The OSI Reference Model:
The OSI model is based on a proposal developed by the International Standards Organization (ISO) as a first step toward international standardization of the protocols used in a variety of layers (Day and Zimmermann, 1983). It was changed in 1995(Day, 1995). The model is known the ISO-OSI (Open Systems Interconnection) Reference Model since it deals with linking open systems which is systems that are open for statement with other systems. The OSI model contains seven layers.
The principles that applied to arrive at the seven layers can be briefly summarized as follows:
1. A layer has to create where a different abstraction is required.
2. Each layer must perform a well-defined function.
3. The function of each layer must be chosen with an eye toward defining internationally consistent protocols.
4. The layer boundaries will be chosen to minimize the information flow across the interfaces.
5. The number of layers has to large enough that distinct functions need not be thrown together in the same layer out of necessity and small enough that the architecture does not become unwieldy.
The Physical Layer:

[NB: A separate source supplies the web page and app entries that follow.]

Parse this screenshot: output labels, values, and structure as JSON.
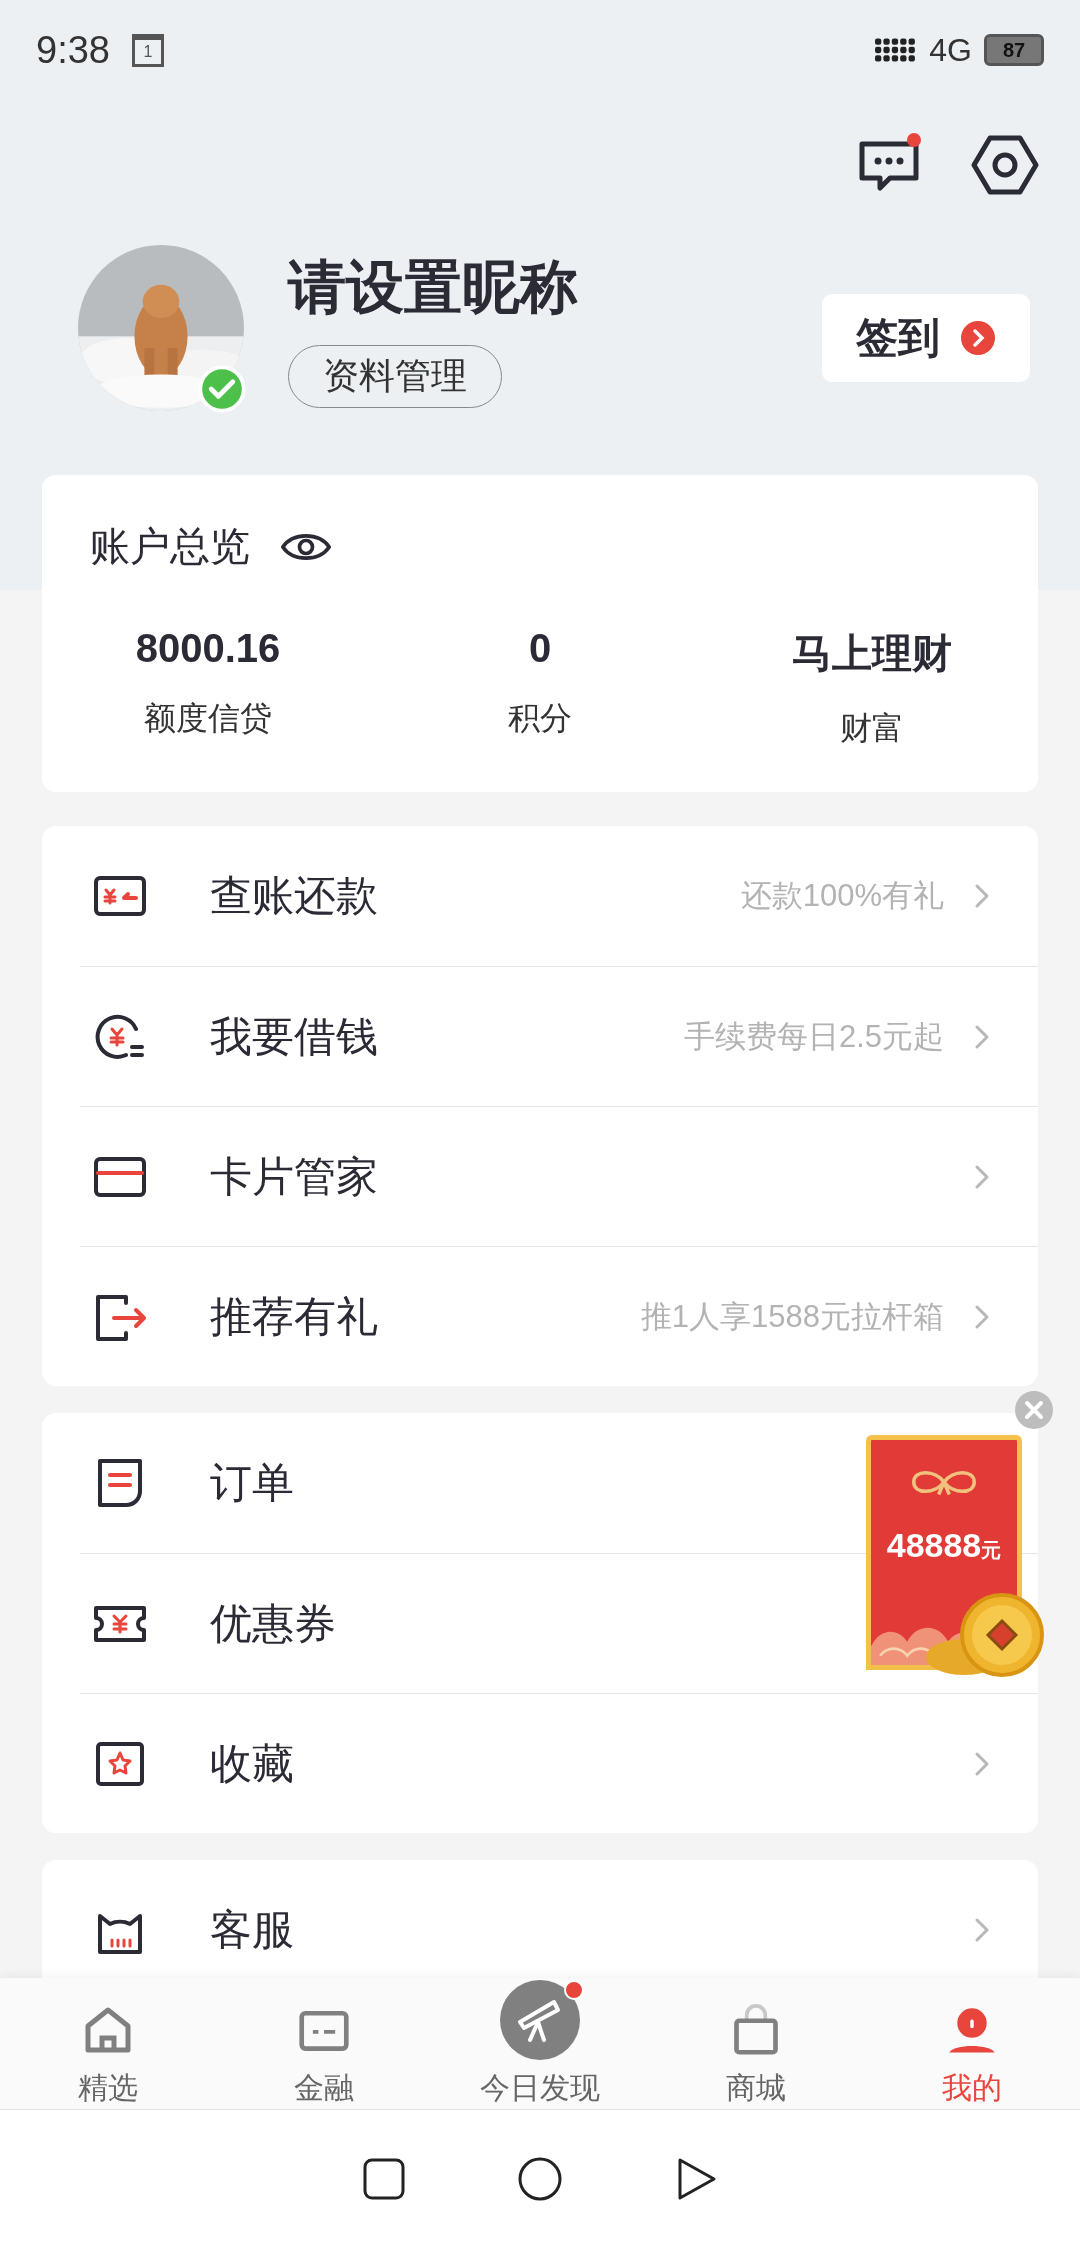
{
  "status_bar": {
    "time": "9:38",
    "calendar_day": "1",
    "network": "4G",
    "battery": "87"
  },
  "header": {
    "messages_unread": true
  },
  "profile": {
    "nickname": "请设置昵称",
    "manage_label": "资料管理",
    "verified": true,
    "checkin_label": "签到"
  },
  "account_overview": {
    "title": "账户总览",
    "stats": [
      {
        "value": "8000.16",
        "label": "额度信贷"
      },
      {
        "value": "0",
        "label": "积分"
      },
      {
        "value": "马上理财",
        "label": "财富"
      }
    ]
  },
  "menu_groups": [
    {
      "items": [
        {
          "label": "查账还款",
          "hint": "还款100%有礼"
        },
        {
          "label": "我要借钱",
          "hint": "手续费每日2.5元起"
        },
        {
          "label": "卡片管家"
        },
        {
          "label": "推荐有礼",
          "hint": "推1人享1588元拉杆箱"
        }
      ]
    },
    {
      "items": [
        {
          "label": "订单",
          "chevron": false
        },
        {
          "label": "优惠券",
          "chevron": false
        },
        {
          "label": "收藏"
        }
      ]
    },
    {
      "items": [
        {
          "label": "客服"
        }
      ]
    }
  ],
  "red_packet": {
    "amount": "48888",
    "unit": "元"
  },
  "tabs": [
    {
      "label": "精选",
      "selected": false,
      "dot": false
    },
    {
      "label": "金融",
      "selected": false,
      "dot": false
    },
    {
      "label": "今日发现",
      "selected": false,
      "dot": true
    },
    {
      "label": "商城",
      "selected": false,
      "dot": false
    },
    {
      "label": "我的",
      "selected": true,
      "dot": false
    }
  ]
}
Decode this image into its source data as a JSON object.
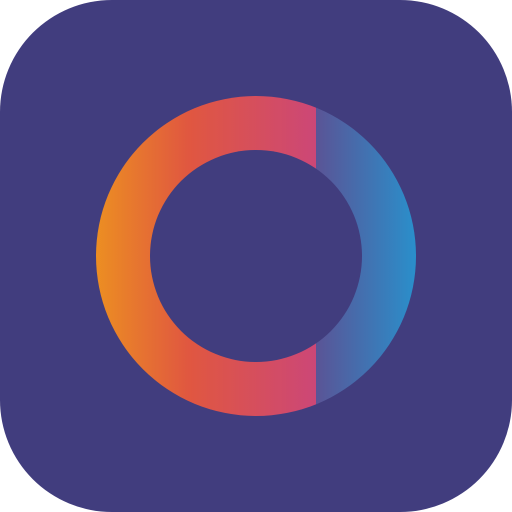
{
  "app_icon": {
    "icon": "ring-logo-icon",
    "colors": {
      "background": "#413D7E",
      "ring_orange": "#EC8E22",
      "ring_red": "#E05740",
      "ring_pink": "#CC4777",
      "ring_purple_blue": "#5A5496",
      "ring_blue": "#2A8FCB"
    }
  }
}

The physical layer is concerned with transmitting raw bits greater than a communication channel. The design subject has to do with making certain that when one side sends one bit, it is inward by the other side as one bit, not as a 0 bit.

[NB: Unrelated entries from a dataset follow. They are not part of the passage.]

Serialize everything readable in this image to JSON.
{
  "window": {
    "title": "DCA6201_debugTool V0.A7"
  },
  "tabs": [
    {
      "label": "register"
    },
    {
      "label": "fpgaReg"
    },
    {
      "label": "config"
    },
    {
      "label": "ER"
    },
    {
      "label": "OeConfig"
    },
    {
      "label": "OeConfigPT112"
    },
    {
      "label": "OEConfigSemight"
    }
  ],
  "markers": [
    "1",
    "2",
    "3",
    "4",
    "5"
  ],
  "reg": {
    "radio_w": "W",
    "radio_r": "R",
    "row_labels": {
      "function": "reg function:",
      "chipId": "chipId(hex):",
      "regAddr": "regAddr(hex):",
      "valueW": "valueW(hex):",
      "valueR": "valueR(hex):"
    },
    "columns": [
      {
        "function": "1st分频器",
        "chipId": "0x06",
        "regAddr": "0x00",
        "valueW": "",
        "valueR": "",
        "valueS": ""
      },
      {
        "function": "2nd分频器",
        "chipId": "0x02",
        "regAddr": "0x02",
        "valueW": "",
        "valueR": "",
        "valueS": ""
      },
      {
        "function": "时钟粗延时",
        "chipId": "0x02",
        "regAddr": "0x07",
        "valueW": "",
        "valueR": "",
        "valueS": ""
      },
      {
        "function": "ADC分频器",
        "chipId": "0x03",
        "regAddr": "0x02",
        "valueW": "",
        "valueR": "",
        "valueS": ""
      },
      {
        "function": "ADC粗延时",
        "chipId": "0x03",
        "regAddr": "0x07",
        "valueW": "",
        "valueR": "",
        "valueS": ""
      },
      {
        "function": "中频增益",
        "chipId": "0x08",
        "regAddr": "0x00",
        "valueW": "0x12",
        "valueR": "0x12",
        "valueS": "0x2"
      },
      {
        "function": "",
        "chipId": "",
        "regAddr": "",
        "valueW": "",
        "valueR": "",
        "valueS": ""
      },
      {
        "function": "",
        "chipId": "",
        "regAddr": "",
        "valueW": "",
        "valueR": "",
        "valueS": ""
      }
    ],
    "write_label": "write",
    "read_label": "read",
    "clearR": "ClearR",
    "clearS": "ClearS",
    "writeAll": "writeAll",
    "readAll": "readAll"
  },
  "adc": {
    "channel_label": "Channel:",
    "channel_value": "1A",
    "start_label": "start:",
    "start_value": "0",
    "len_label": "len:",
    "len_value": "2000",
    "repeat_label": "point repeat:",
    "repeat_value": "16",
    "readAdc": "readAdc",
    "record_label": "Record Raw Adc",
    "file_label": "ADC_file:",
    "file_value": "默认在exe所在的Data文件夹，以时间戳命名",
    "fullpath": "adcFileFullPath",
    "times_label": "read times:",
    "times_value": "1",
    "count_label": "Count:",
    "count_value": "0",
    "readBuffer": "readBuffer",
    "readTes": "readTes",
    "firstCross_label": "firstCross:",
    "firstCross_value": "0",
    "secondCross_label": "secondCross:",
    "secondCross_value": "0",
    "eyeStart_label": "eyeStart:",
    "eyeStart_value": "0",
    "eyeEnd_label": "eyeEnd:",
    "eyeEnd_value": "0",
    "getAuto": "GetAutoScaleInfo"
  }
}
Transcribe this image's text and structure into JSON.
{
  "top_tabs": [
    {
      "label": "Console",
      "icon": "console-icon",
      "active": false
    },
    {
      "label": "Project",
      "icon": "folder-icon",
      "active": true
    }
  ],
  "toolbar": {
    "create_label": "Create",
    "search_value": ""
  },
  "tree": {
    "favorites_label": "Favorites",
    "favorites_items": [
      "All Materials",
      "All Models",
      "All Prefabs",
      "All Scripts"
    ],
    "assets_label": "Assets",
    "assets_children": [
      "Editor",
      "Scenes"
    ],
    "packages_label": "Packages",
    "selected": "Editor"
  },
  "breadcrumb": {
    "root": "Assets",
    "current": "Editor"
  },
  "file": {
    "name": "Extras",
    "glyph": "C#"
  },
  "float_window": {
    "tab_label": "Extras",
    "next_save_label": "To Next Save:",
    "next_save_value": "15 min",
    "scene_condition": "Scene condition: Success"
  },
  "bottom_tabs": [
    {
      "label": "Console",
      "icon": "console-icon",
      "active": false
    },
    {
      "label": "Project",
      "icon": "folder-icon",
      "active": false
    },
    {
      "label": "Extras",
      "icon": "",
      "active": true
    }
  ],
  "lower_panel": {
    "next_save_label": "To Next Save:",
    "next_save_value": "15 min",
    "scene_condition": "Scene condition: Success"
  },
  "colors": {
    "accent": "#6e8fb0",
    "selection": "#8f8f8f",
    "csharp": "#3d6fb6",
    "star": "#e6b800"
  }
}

The Data Link Layer:
The major task of the data link layer is to transform a raw transmission facility into a line which appears free of undetected transmission errors to network layer. It completes this task having dispatcher break up the input data into data frames (typically a few hundred or a few thousand bytes) and transmits frames successively. If the service is reliable, the receiver confirms correct receipt of each frame by sending back an acknowledgement frame. Another question that arises in the data link layer (and most of the higher layers as well) is how to keep a fast transmitter from drowning a measured receiver in data. Little traffic regulation mechanism is frequently needed to let the transmitter know how much buffer space the recipient has at the moment. Often, these flow regulations as well as the error handling are integrated.
The Network Layer:
The network layer pedals the operation of the subnet. The key design issue is determining how packets are routed from source to destination. Routes could be on the basis of static tables that are ''''wired into'''' the network and hardly ever changed. They can be strong-minded at the start of each conversation such as a terminal session. Ultimately they can be highly dynamic, being determined new for each packet, to reflect the existing network load. If a large number of packets are present in the subnet at the same time and they will get in one another way, forming bottlenecks. The control of such blocking also belongs to the network layer. More generally, the value of service provided (delay, transit time, jitter, etc.) is also a network layer issue. If a packet has to travel from one network to another to get to its destination, many problems could arise. The addressing used by the second network might be different from the first one. The second one may not accept the packet at all as it is too large. The protocols can differ. It is up to the network layer to conquer all these problems to let heterogeneous networks to be interconnected. In broadcast networks, the routing difficulty is easy, so the network layer is frequently thin or even nonexistent.